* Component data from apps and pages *
----
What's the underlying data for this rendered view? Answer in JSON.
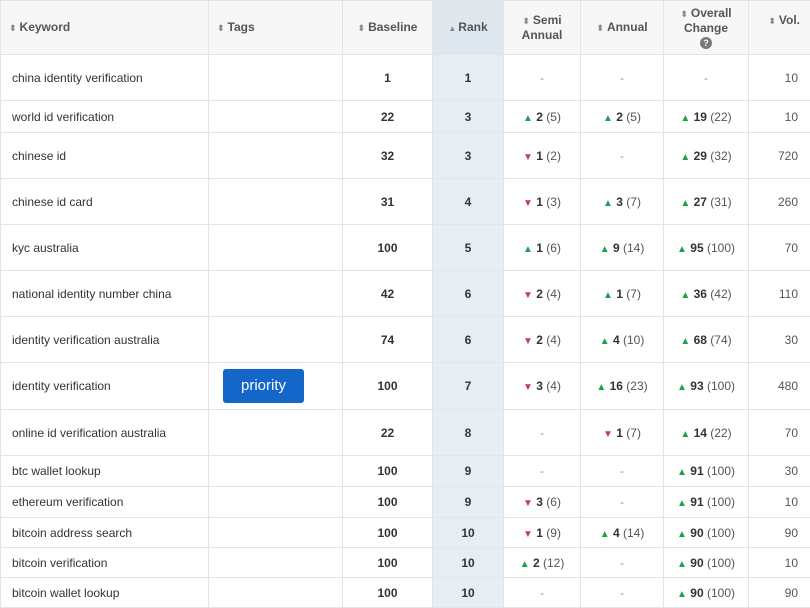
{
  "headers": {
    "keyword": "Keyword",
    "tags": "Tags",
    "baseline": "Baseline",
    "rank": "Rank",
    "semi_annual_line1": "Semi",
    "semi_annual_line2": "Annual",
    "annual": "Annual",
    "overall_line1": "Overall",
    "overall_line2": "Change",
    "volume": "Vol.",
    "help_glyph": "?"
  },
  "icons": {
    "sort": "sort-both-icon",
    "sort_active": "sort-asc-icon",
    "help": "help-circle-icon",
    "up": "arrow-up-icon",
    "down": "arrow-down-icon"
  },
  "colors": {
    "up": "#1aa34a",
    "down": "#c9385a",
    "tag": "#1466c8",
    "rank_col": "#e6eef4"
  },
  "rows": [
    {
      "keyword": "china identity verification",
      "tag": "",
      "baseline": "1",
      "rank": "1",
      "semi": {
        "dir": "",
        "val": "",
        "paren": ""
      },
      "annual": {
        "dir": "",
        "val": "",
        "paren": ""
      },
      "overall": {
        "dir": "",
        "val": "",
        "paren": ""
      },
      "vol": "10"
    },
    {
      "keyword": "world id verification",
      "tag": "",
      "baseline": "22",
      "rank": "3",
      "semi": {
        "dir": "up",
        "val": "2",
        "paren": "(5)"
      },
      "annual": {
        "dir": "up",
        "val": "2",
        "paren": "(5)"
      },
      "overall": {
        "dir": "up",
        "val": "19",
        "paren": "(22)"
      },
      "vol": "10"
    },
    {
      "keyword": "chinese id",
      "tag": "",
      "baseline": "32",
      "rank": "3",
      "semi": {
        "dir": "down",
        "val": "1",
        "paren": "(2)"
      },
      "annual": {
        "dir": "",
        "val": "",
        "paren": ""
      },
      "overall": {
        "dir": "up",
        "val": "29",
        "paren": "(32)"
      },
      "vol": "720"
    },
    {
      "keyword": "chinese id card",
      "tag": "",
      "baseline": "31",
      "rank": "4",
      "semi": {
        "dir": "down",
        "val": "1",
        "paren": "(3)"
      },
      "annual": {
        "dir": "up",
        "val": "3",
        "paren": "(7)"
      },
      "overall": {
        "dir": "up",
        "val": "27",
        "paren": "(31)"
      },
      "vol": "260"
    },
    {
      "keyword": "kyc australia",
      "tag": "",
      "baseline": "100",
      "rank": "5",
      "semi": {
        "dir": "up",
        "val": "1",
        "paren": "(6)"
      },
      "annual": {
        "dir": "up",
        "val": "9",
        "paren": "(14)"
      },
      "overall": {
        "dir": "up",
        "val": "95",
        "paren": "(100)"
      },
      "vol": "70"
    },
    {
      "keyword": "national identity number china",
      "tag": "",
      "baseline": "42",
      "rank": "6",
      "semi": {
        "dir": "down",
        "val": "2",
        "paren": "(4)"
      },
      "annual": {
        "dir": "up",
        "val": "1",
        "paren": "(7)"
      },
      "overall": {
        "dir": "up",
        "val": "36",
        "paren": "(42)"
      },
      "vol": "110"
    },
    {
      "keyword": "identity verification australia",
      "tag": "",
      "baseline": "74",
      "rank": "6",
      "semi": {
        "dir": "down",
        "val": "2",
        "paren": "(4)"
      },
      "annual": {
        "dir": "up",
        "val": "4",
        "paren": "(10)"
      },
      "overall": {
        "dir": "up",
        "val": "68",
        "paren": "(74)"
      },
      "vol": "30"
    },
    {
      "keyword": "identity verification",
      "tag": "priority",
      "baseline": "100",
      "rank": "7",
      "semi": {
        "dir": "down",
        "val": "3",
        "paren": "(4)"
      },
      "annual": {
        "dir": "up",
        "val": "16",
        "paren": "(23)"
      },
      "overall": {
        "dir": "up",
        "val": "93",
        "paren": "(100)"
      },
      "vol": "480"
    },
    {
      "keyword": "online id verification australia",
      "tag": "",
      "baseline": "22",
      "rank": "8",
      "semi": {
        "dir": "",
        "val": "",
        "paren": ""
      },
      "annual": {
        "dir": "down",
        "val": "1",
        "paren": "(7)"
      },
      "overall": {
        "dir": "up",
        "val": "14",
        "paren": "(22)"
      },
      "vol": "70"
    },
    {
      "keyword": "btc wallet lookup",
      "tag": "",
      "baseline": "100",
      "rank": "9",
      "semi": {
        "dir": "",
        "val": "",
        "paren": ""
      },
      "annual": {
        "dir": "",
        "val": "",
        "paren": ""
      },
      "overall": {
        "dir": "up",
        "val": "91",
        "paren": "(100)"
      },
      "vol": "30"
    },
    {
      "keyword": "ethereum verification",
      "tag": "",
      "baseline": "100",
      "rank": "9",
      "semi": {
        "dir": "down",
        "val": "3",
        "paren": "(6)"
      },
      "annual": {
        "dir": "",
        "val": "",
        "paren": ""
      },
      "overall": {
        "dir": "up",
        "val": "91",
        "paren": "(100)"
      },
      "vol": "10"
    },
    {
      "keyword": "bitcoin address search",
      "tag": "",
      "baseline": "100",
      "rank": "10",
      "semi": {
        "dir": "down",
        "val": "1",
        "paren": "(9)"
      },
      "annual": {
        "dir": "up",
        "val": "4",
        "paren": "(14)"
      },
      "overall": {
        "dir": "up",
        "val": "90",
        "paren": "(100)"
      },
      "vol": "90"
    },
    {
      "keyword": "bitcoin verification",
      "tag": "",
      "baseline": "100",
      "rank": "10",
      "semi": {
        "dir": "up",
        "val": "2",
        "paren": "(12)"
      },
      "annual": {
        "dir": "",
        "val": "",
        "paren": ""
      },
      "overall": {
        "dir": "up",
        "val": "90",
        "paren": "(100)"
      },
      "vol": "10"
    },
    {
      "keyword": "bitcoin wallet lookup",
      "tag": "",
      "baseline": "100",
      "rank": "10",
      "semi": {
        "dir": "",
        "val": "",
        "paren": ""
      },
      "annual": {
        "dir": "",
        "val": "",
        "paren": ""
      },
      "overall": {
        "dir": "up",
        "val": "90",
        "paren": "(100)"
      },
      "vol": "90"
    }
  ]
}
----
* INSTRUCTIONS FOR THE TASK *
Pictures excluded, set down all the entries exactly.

* WRITTEN ANSWER *
What's the underlying data for this rendered view? Answer in JSON.
{
  "headers": {
    "keyword": "Keyword",
    "tags": "Tags",
    "baseline": "Baseline",
    "rank": "Rank",
    "semi_annual_line1": "Semi",
    "semi_annual_line2": "Annual",
    "annual": "Annual",
    "overall_line1": "Overall",
    "overall_line2": "Change",
    "volume": "Vol.",
    "help_glyph": "?"
  },
  "icons": {
    "sort": "sort-both-icon",
    "sort_active": "sort-asc-icon",
    "help": "help-circle-icon",
    "up": "arrow-up-icon",
    "down": "arrow-down-icon"
  },
  "colors": {
    "up": "#1aa34a",
    "down": "#c9385a",
    "tag": "#1466c8",
    "rank_col": "#e6eef4"
  },
  "rows": [
    {
      "keyword": "china identity verification",
      "tag": "",
      "baseline": "1",
      "rank": "1",
      "semi": {
        "dir": "",
        "val": "",
        "paren": ""
      },
      "annual": {
        "dir": "",
        "val": "",
        "paren": ""
      },
      "overall": {
        "dir": "",
        "val": "",
        "paren": ""
      },
      "vol": "10"
    },
    {
      "keyword": "world id verification",
      "tag": "",
      "baseline": "22",
      "rank": "3",
      "semi": {
        "dir": "up",
        "val": "2",
        "paren": "(5)"
      },
      "annual": {
        "dir": "up",
        "val": "2",
        "paren": "(5)"
      },
      "overall": {
        "dir": "up",
        "val": "19",
        "paren": "(22)"
      },
      "vol": "10"
    },
    {
      "keyword": "chinese id",
      "tag": "",
      "baseline": "32",
      "rank": "3",
      "semi": {
        "dir": "down",
        "val": "1",
        "paren": "(2)"
      },
      "annual": {
        "dir": "",
        "val": "",
        "paren": ""
      },
      "overall": {
        "dir": "up",
        "val": "29",
        "paren": "(32)"
      },
      "vol": "720"
    },
    {
      "keyword": "chinese id card",
      "tag": "",
      "baseline": "31",
      "rank": "4",
      "semi": {
        "dir": "down",
        "val": "1",
        "paren": "(3)"
      },
      "annual": {
        "dir": "up",
        "val": "3",
        "paren": "(7)"
      },
      "overall": {
        "dir": "up",
        "val": "27",
        "paren": "(31)"
      },
      "vol": "260"
    },
    {
      "keyword": "kyc australia",
      "tag": "",
      "baseline": "100",
      "rank": "5",
      "semi": {
        "dir": "up",
        "val": "1",
        "paren": "(6)"
      },
      "annual": {
        "dir": "up",
        "val": "9",
        "paren": "(14)"
      },
      "overall": {
        "dir": "up",
        "val": "95",
        "paren": "(100)"
      },
      "vol": "70"
    },
    {
      "keyword": "national identity number china",
      "tag": "",
      "baseline": "42",
      "rank": "6",
      "semi": {
        "dir": "down",
        "val": "2",
        "paren": "(4)"
      },
      "annual": {
        "dir": "up",
        "val": "1",
        "paren": "(7)"
      },
      "overall": {
        "dir": "up",
        "val": "36",
        "paren": "(42)"
      },
      "vol": "110"
    },
    {
      "keyword": "identity verification australia",
      "tag": "",
      "baseline": "74",
      "rank": "6",
      "semi": {
        "dir": "down",
        "val": "2",
        "paren": "(4)"
      },
      "annual": {
        "dir": "up",
        "val": "4",
        "paren": "(10)"
      },
      "overall": {
        "dir": "up",
        "val": "68",
        "paren": "(74)"
      },
      "vol": "30"
    },
    {
      "keyword": "identity verification",
      "tag": "priority",
      "baseline": "100",
      "rank": "7",
      "semi": {
        "dir": "down",
        "val": "3",
        "paren": "(4)"
      },
      "annual": {
        "dir": "up",
        "val": "16",
        "paren": "(23)"
      },
      "overall": {
        "dir": "up",
        "val": "93",
        "paren": "(100)"
      },
      "vol": "480"
    },
    {
      "keyword": "online id verification australia",
      "tag": "",
      "baseline": "22",
      "rank": "8",
      "semi": {
        "dir": "",
        "val": "",
        "paren": ""
      },
      "annual": {
        "dir": "down",
        "val": "1",
        "paren": "(7)"
      },
      "overall": {
        "dir": "up",
        "val": "14",
        "paren": "(22)"
      },
      "vol": "70"
    },
    {
      "keyword": "btc wallet lookup",
      "tag": "",
      "baseline": "100",
      "rank": "9",
      "semi": {
        "dir": "",
        "val": "",
        "paren": ""
      },
      "annual": {
        "dir": "",
        "val": "",
        "paren": ""
      },
      "overall": {
        "dir": "up",
        "val": "91",
        "paren": "(100)"
      },
      "vol": "30"
    },
    {
      "keyword": "ethereum verification",
      "tag": "",
      "baseline": "100",
      "rank": "9",
      "semi": {
        "dir": "down",
        "val": "3",
        "paren": "(6)"
      },
      "annual": {
        "dir": "",
        "val": "",
        "paren": ""
      },
      "overall": {
        "dir": "up",
        "val": "91",
        "paren": "(100)"
      },
      "vol": "10"
    },
    {
      "keyword": "bitcoin address search",
      "tag": "",
      "baseline": "100",
      "rank": "10",
      "semi": {
        "dir": "down",
        "val": "1",
        "paren": "(9)"
      },
      "annual": {
        "dir": "up",
        "val": "4",
        "paren": "(14)"
      },
      "overall": {
        "dir": "up",
        "val": "90",
        "paren": "(100)"
      },
      "vol": "90"
    },
    {
      "keyword": "bitcoin verification",
      "tag": "",
      "baseline": "100",
      "rank": "10",
      "semi": {
        "dir": "up",
        "val": "2",
        "paren": "(12)"
      },
      "annual": {
        "dir": "",
        "val": "",
        "paren": ""
      },
      "overall": {
        "dir": "up",
        "val": "90",
        "paren": "(100)"
      },
      "vol": "10"
    },
    {
      "keyword": "bitcoin wallet lookup",
      "tag": "",
      "baseline": "100",
      "rank": "10",
      "semi": {
        "dir": "",
        "val": "",
        "paren": ""
      },
      "annual": {
        "dir": "",
        "val": "",
        "paren": ""
      },
      "overall": {
        "dir": "up",
        "val": "90",
        "paren": "(100)"
      },
      "vol": "90"
    }
  ]
}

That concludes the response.